◆ Dataset excerpts
▬▬▬▬▬▬▬▬▬▬

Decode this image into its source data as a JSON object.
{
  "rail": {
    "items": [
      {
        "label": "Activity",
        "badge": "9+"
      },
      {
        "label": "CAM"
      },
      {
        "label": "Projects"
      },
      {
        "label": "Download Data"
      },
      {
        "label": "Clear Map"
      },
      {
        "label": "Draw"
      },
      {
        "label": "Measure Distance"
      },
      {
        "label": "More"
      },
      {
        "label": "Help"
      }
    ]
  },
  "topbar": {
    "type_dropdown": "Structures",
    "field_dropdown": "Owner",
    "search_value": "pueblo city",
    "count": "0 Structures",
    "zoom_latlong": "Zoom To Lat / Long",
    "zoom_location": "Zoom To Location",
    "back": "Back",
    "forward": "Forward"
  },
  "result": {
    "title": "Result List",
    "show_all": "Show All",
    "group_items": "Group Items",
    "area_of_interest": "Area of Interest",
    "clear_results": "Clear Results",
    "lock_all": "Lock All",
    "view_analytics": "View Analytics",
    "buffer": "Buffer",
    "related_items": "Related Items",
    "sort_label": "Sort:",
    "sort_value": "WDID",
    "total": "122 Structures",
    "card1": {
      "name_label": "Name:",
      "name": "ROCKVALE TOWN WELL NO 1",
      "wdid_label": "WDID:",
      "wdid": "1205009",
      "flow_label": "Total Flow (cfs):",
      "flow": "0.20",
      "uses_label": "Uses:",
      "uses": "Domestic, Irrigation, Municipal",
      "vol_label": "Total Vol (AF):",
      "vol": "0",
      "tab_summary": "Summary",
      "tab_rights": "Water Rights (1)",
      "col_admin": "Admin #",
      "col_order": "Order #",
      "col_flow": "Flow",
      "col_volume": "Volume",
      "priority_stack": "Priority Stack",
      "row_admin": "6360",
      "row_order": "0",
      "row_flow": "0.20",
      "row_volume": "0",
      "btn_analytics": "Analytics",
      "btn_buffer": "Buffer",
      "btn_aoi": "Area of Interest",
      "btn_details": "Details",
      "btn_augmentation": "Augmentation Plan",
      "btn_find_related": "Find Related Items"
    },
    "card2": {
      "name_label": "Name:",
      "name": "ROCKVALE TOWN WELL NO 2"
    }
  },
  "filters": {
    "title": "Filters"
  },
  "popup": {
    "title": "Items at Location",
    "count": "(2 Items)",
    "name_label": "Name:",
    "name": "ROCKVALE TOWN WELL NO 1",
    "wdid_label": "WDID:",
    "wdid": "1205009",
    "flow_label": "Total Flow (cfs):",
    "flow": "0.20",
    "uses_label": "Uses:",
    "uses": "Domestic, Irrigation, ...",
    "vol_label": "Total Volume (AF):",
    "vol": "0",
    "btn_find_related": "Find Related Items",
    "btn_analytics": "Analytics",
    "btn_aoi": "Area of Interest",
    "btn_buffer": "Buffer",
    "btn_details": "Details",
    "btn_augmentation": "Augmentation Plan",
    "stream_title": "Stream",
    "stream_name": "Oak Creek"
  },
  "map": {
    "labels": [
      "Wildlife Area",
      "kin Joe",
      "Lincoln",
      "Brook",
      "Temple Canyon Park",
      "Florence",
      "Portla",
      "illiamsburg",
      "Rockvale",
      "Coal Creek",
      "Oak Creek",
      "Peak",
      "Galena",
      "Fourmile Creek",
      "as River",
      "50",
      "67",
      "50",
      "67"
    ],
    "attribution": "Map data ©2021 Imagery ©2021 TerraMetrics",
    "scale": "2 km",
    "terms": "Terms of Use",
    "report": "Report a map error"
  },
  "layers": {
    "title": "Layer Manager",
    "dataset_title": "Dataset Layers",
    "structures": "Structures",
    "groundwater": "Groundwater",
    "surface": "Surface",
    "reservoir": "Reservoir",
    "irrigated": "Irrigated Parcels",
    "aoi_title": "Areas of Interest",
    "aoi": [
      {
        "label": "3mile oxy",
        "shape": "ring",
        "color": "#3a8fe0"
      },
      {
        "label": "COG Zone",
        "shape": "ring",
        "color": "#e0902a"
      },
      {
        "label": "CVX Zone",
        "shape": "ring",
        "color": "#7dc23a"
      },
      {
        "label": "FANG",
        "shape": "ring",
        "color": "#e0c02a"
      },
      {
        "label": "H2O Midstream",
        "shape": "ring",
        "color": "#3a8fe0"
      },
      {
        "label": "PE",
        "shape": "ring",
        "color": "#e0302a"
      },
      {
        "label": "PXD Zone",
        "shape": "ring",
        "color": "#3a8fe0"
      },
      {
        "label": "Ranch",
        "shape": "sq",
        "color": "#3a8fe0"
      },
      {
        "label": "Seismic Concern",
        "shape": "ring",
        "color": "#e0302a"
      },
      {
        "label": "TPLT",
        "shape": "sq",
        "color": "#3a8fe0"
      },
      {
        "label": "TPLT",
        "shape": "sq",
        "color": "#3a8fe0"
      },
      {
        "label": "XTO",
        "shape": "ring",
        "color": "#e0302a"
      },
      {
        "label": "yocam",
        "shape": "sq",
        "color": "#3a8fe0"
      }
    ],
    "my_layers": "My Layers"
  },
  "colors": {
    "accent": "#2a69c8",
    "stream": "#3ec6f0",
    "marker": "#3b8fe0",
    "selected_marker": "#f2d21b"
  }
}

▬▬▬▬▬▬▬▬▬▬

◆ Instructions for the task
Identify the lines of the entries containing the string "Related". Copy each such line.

◆ Task output
    "related_items": "Related Items",
      "btn_find_related": "Find Related Items"
    "btn_find_related": "Find Related Items",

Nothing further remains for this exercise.